WHAT YOU SHOULD DO
Type out every line of the data again, exactly.

DATA SHOWN
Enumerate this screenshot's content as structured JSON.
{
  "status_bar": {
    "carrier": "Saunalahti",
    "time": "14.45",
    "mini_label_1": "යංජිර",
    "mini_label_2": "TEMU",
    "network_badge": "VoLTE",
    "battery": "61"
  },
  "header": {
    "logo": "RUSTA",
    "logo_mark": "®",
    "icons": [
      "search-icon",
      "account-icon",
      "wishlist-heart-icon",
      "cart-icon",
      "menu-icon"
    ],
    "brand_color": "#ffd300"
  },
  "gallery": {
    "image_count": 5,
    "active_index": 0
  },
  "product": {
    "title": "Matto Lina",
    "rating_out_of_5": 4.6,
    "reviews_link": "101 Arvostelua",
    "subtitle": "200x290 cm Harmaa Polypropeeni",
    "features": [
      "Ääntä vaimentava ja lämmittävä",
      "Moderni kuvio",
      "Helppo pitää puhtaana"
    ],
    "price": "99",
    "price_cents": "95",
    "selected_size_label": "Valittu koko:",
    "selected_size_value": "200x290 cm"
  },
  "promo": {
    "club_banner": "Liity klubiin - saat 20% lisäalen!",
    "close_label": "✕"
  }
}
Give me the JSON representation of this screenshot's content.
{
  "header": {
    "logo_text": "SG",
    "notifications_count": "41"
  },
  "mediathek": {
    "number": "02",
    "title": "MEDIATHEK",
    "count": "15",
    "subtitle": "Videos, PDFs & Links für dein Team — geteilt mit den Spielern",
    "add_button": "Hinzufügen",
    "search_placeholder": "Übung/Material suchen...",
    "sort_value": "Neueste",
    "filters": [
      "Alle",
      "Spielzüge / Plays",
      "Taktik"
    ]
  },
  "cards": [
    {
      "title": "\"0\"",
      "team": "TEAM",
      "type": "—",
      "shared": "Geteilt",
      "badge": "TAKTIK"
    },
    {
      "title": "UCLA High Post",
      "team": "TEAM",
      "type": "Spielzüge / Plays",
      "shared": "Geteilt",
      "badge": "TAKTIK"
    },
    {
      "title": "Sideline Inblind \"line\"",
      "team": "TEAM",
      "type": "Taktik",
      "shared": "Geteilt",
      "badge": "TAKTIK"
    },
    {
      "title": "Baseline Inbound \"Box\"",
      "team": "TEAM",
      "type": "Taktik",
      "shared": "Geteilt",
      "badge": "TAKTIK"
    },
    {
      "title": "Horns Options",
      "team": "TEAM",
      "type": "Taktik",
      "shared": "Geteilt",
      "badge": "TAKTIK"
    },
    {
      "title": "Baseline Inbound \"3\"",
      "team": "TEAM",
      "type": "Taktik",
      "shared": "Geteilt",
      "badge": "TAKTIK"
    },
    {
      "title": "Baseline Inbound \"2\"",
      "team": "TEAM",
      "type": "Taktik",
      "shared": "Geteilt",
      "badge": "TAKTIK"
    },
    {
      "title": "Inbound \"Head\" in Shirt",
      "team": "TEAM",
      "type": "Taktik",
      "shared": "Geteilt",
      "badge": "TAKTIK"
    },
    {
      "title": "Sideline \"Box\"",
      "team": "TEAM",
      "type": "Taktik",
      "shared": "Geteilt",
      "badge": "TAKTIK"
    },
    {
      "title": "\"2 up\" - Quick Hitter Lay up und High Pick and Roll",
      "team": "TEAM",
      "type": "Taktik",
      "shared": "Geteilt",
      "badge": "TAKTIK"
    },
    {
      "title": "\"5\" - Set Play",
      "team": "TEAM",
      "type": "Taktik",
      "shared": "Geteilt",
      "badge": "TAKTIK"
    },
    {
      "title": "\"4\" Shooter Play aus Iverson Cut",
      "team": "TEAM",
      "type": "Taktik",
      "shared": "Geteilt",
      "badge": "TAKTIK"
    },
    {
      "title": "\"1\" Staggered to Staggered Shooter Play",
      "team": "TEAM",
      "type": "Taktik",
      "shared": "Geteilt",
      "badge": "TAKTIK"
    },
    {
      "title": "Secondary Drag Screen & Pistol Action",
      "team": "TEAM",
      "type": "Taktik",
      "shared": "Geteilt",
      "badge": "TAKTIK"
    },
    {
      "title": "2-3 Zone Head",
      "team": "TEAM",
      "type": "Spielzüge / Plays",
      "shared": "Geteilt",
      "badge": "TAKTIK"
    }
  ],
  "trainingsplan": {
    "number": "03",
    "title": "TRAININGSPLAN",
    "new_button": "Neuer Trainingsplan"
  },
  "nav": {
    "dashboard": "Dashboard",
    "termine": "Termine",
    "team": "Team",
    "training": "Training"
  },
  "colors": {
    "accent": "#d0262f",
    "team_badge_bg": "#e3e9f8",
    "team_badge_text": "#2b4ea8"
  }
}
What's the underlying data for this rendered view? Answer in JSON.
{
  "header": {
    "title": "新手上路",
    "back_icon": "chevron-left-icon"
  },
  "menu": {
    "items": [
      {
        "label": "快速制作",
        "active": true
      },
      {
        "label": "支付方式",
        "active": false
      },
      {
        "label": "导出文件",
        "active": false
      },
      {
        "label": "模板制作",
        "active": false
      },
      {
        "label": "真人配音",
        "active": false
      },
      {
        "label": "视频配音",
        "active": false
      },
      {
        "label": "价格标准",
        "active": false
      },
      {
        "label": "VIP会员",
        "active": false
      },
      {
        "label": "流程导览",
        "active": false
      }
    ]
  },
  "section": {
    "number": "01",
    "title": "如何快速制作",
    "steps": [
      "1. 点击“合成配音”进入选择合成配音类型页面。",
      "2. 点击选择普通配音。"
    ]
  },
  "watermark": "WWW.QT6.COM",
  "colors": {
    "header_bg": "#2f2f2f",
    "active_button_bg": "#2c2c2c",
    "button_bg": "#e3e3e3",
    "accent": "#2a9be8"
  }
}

EXPECTED OUTPUT
Enumerate this screenshot's content as structured JSON.
{
  "status_bar": {
    "carrier": "Saunalahti",
    "time": "14.45",
    "mini_label_1": "යංජිර",
    "mini_label_2": "TEMU",
    "network_badge": "VoLTE",
    "battery": "61"
  },
  "header": {
    "logo": "RUSTA",
    "logo_mark": "®",
    "icons": [
      "search-icon",
      "account-icon",
      "wishlist-heart-icon",
      "cart-icon",
      "menu-icon"
    ],
    "brand_color": "#ffd300"
  },
  "gallery": {
    "image_count": 5,
    "active_index": 0
  },
  "product": {
    "title": "Matto Lina",
    "rating_out_of_5": 4.6,
    "reviews_link": "101 Arvostelua",
    "subtitle": "200x290 cm Harmaa Polypropeeni",
    "features": [
      "Ääntä vaimentava ja lämmittävä",
      "Moderni kuvio",
      "Helppo pitää puhtaana"
    ],
    "price": "99",
    "price_cents": "95",
    "selected_size_label": "Valittu koko:",
    "selected_size_value": "200x290 cm"
  },
  "promo": {
    "club_banner": "Liity klubiin - saat 20% lisäalen!",
    "close_label": "✕"
  }
}
Give me the JSON representation of this screenshot's content.
{
  "header": {
    "logo_text": "SG",
    "notifications_count": "41"
  },
  "mediathek": {
    "number": "02",
    "title": "MEDIATHEK",
    "count": "15",
    "subtitle": "Videos, PDFs & Links für dein Team — geteilt mit den Spielern",
    "add_button": "Hinzufügen",
    "search_placeholder": "Übung/Material suchen...",
    "sort_value": "Neueste",
    "filters": [
      "Alle",
      "Spielzüge / Plays",
      "Taktik"
    ]
  },
  "cards": [
    {
      "title": "\"0\"",
      "team": "TEAM",
      "type": "—",
      "shared": "Geteilt",
      "badge": "TAKTIK"
    },
    {
      "title": "UCLA High Post",
      "team": "TEAM",
      "type": "Spielzüge / Plays",
      "shared": "Geteilt",
      "badge": "TAKTIK"
    },
    {
      "title": "Sideline Inblind \"line\"",
      "team": "TEAM",
      "type": "Taktik",
      "shared": "Geteilt",
      "badge": "TAKTIK"
    },
    {
      "title": "Baseline Inbound \"Box\"",
      "team": "TEAM",
      "type": "Taktik",
      "shared": "Geteilt",
      "badge": "TAKTIK"
    },
    {
      "title": "Horns Options",
      "team": "TEAM",
      "type": "Taktik",
      "shared": "Geteilt",
      "badge": "TAKTIK"
    },
    {
      "title": "Baseline Inbound \"3\"",
      "team": "TEAM",
      "type": "Taktik",
      "shared": "Geteilt",
      "badge": "TAKTIK"
    },
    {
      "title": "Baseline Inbound \"2\"",
      "team": "TEAM",
      "type": "Taktik",
      "shared": "Geteilt",
      "badge": "TAKTIK"
    },
    {
      "title": "Inbound \"Head\" in Shirt",
      "team": "TEAM",
      "type": "Taktik",
      "shared": "Geteilt",
      "badge": "TAKTIK"
    },
    {
      "title": "Sideline \"Box\"",
      "team": "TEAM",
      "type": "Taktik",
      "shared": "Geteilt",
      "badge": "TAKTIK"
    },
    {
      "title": "\"2 up\" - Quick Hitter Lay up und High Pick and Roll",
      "team": "TEAM",
      "type": "Taktik",
      "shared": "Geteilt",
      "badge": "TAKTIK"
    },
    {
      "title": "\"5\" - Set Play",
      "team": "TEAM",
      "type": "Taktik",
      "shared": "Geteilt",
      "badge": "TAKTIK"
    },
    {
      "title": "\"4\" Shooter Play aus Iverson Cut",
      "team": "TEAM",
      "type": "Taktik",
      "shared": "Geteilt",
      "badge": "TAKTIK"
    },
    {
      "title": "\"1\" Staggered to Staggered Shooter Play",
      "team": "TEAM",
      "type": "Taktik",
      "shared": "Geteilt",
      "badge": "TAKTIK"
    },
    {
      "title": "Secondary Drag Screen & Pistol Action",
      "team": "TEAM",
      "type": "Taktik",
      "shared": "Geteilt",
      "badge": "TAKTIK"
    },
    {
      "title": "2-3 Zone Head",
      "team": "TEAM",
      "type": "Spielzüge / Plays",
      "shared": "Geteilt",
      "badge": "TAKTIK"
    }
  ],
  "trainingsplan": {
    "number": "03",
    "title": "TRAININGSPLAN",
    "new_button": "Neuer Trainingsplan"
  },
  "nav": {
    "dashboard": "Dashboard",
    "termine": "Termine",
    "team": "Team",
    "training": "Training"
  },
  "colors": {
    "accent": "#d0262f",
    "team_badge_bg": "#e3e9f8",
    "team_badge_text": "#2b4ea8"
  }
}
What's the underlying data for this rendered view? Answer in JSON.
{
  "header": {
    "title": "新手上路",
    "back_icon": "chevron-left-icon"
  },
  "menu": {
    "items": [
      {
        "label": "快速制作",
        "active": true
      },
      {
        "label": "支付方式",
        "active": false
      },
      {
        "label": "导出文件",
        "active": false
      },
      {
        "label": "模板制作",
        "active": false
      },
      {
        "label": "真人配音",
        "active": false
      },
      {
        "label": "视频配音",
        "active": false
      },
      {
        "label": "价格标准",
        "active": false
      },
      {
        "label": "VIP会员",
        "active": false
      },
      {
        "label": "流程导览",
        "active": false
      }
    ]
  },
  "section": {
    "number": "01",
    "title": "如何快速制作",
    "steps": [
      "1. 点击“合成配音”进入选择合成配音类型页面。",
      "2. 点击选择普通配音。"
    ]
  },
  "watermark": "WWW.QT6.COM",
  "colors": {
    "header_bg": "#2f2f2f",
    "active_button_bg": "#2c2c2c",
    "button_bg": "#e3e3e3",
    "accent": "#2a9be8"
  }
}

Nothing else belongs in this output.